Blocked BofA dividend at least shows fed using teeth
The author is a Reuters Breakingviews columnist. The opinions expressed are his own.
By Antony Currie
The Federal Reserve was right to block Bank of America’s plan to increase its dividend later this year. After all, the Charlotte-based bank remains deep in recovery mode. But nor is the regulator turning a deaf ear to BofA’s progress — it’s allowing the bank to submit a revised plan for an increased payout and other capital-related moves. It all makes it look as though the Fed is on top of keeping banks’ balance sheets healthy. But the U.S. central bank should still reveal more about its rationale.
The basics are straightforward. BofA lost money last year and is still taking hits from troublesome mortgage assets. Even Chief Executive Brian Moynihan doesn’t expect most of the bank’s businesses to return to normal until next year at the earliest. On top of that, the bank has a history of handing out whopping dividends. In 2007, they reached 71 percent of net income, double what most banks target. Former boss Ken Lewis had also been dipping into capital to pay for acquisitions like LaSalle Bank and Countrywide.
Moynihan has promised to make no more major acquisitions for at least four years and pledged more prudence in managing the bank’s capital. But he’s also talking up the bank’s ability to generate up to $30 billion in excess capital by the end of 2014. That may be possible — a BofA firing on all cylinders would have formidable earnings power.
The bank is not there yet. And the Fed deserves credit for reminding the bank’s executives and directors of that. But it’s not clear whether the Fed is worried about BofA’s core earnings falling short or about potential losses being higher than the bank projected, to pick a couple of possible concerns.
Of course the Fed may simply be making a show of saying “no” to somebody. Assuming BofA wanted to hike its dividend to 5 cents a quarter, as some analysts expected, the total payout would have been about $2 billion a year. The bank was already paying out 1 cent a quarter; split the difference, and a 3 cent quarterly dividend would boost capital by less than $1 billion a year compared with the 5 cent level.

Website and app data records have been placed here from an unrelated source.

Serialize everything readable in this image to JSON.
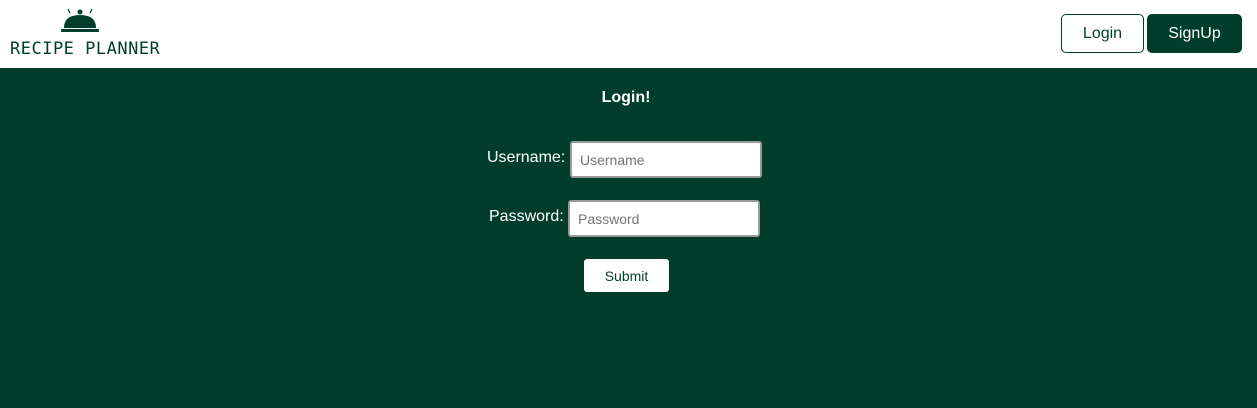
{
  "brand": {
    "name": "RECIPE PLANNER",
    "icon": "cloche-icon",
    "color": "#003d2b"
  },
  "nav": {
    "login_label": "Login",
    "signup_label": "SignUp"
  },
  "form": {
    "title": "Login!",
    "username_label": "Username:",
    "username_placeholder": "Username",
    "username_value": "",
    "password_label": "Password:",
    "password_placeholder": "Password",
    "password_value": "",
    "submit_label": "Submit"
  },
  "colors": {
    "primary": "#003d2b",
    "background": "#ffffff"
  }
}
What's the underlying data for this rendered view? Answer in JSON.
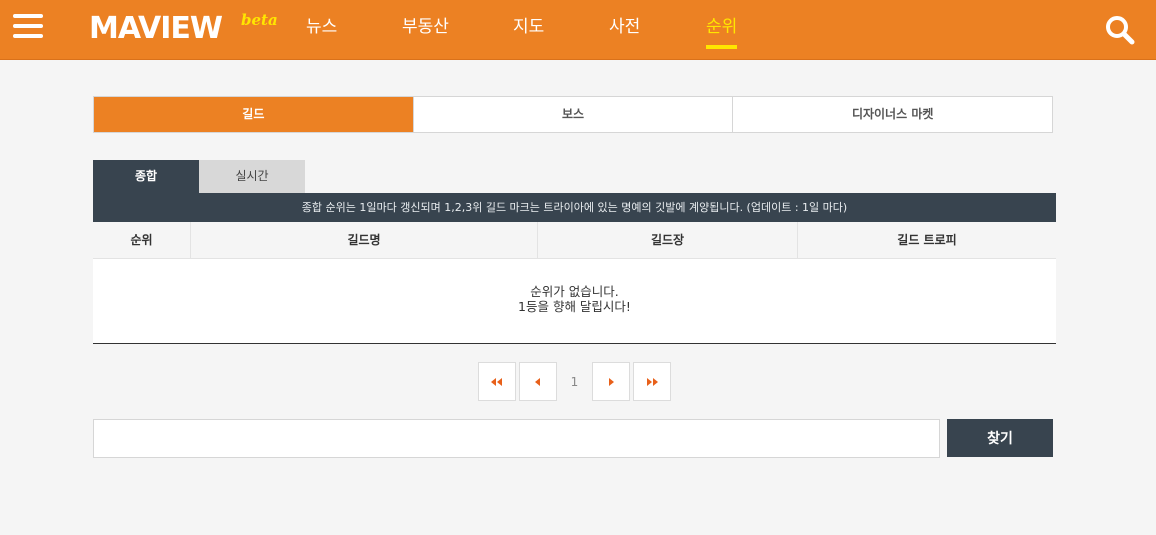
{
  "header": {
    "logo": "MAVIEW",
    "logo_badge": "beta",
    "nav": [
      {
        "label": "뉴스"
      },
      {
        "label": "부동산"
      },
      {
        "label": "지도"
      },
      {
        "label": "사전"
      },
      {
        "label": "순위",
        "active": true
      }
    ],
    "accent_color": "#ec8123",
    "active_color": "#ffe600"
  },
  "ranking_tabs": [
    {
      "label": "길드",
      "active": true
    },
    {
      "label": "보스"
    },
    {
      "label": "디자이너스 마켓"
    }
  ],
  "sub_tabs": [
    {
      "label": "종합",
      "active": true
    },
    {
      "label": "실시간"
    }
  ],
  "notice": "종합 순위는 1일마다 갱신되며 1,2,3위 길드 마크는 트라이아에 있는 명예의 깃발에 계양됩니다. (업데이트 : 1일 마다)",
  "table": {
    "columns": [
      "순위",
      "길드명",
      "길드장",
      "길드 트로피"
    ],
    "empty_line1": "순위가 없습니다.",
    "empty_line2": "1등을 향해 달립시다!"
  },
  "pagination": {
    "current_page": "1"
  },
  "search": {
    "value": "",
    "button_label": "찾기"
  }
}
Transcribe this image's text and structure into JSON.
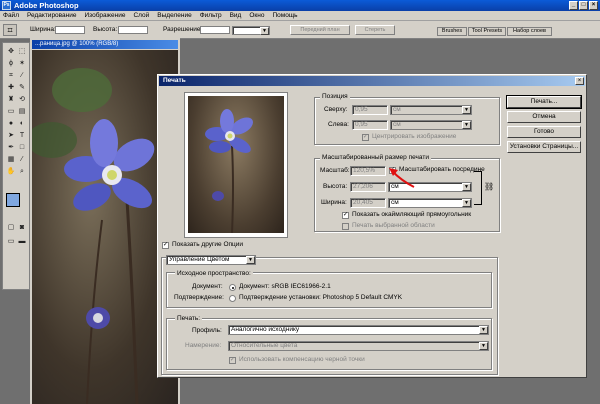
{
  "app": {
    "title": "Adobe Photoshop",
    "title_minimize": "_",
    "title_maximize": "□",
    "title_close": "×"
  },
  "menu": [
    "Файл",
    "Редактирование",
    "Изображение",
    "Слой",
    "Выделение",
    "Фильтр",
    "Вид",
    "Окно",
    "Помощь"
  ],
  "options_bar": {
    "width_label": "Ширина:",
    "height_label": "Высота:",
    "resolution_label": "Разрешение:",
    "front_image_button": "Передний план",
    "clear_button": "Стереть"
  },
  "palette_tabs": [
    "Brushes",
    "Tool Presets",
    "Набор слоев"
  ],
  "document": {
    "title": "...раница.jpg @ 100% (RGB/8)"
  },
  "dialog": {
    "title": "Печать",
    "close": "×",
    "buttons": {
      "print": "Печать...",
      "cancel": "Отмена",
      "done": "Готово",
      "page_setup": "Установки Страницы..."
    },
    "position": {
      "legend": "Позиция",
      "top_label": "Сверху:",
      "top_value": "0,95",
      "top_unit": "см",
      "left_label": "Слева:",
      "left_value": "0,95",
      "left_unit": "см",
      "center_label": "Центрировать изображение"
    },
    "scaled": {
      "legend": "Масштабированный размер печати",
      "scale_label": "Масштаб:",
      "scale_value": "120,5%",
      "scale_to_media": "Масштабировать посредине",
      "height_label": "Высота:",
      "height_value": "27,206",
      "height_unit": "см",
      "width_label": "Ширина:",
      "width_value": "20,405",
      "width_unit": "см",
      "show_bbox": "Показать окаймляющий прямоугольник",
      "print_selected": "Печать выбранной области"
    },
    "show_more": "Показать другие Опции",
    "color_mgmt_select": "Управление Цветом",
    "source": {
      "legend": "Исходное пространство:",
      "doc_label": "Документ:",
      "doc_option": "Документ:  sRGB IEC61966-2.1",
      "proof_label": "Подтверждение:",
      "proof_option": "Подтверждение установки: Photoshop 5 Default CMYK"
    },
    "print_space": {
      "legend": "Печать:",
      "profile_label": "Профиль:",
      "profile_value": "Аналогично исходнику",
      "intent_label": "Намерение:",
      "intent_value": "Относительные цвета",
      "bpc_label": "Использовать компенсацию черной точки"
    }
  },
  "colors": {
    "accent": "#0a246a",
    "face": "#d4d0c8",
    "petal": "#6e74d8",
    "arrow": "#e01010"
  }
}
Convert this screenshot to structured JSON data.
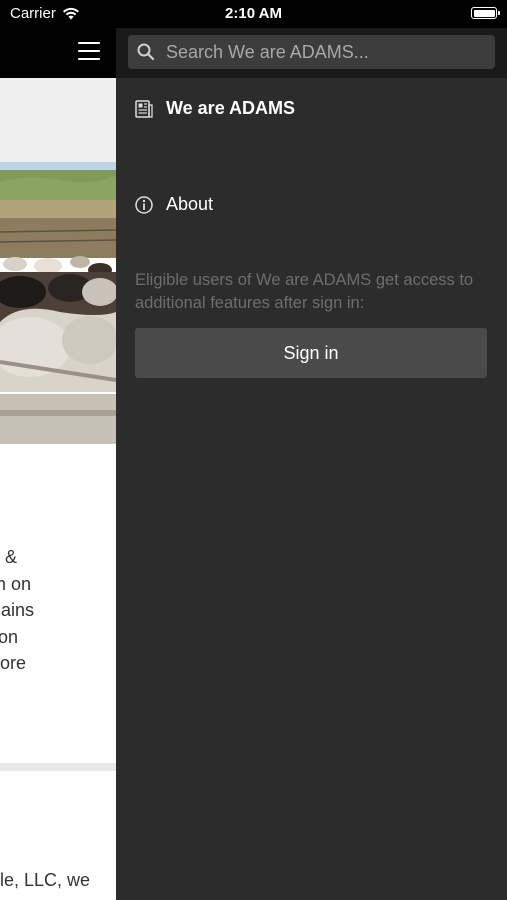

That’s not nothing, but for a company with Tier 1 common equity of $125 billion, it’s surely not enough to have a big impact on its soundness. Greater transparency from the Fed would help clear up the reasoning.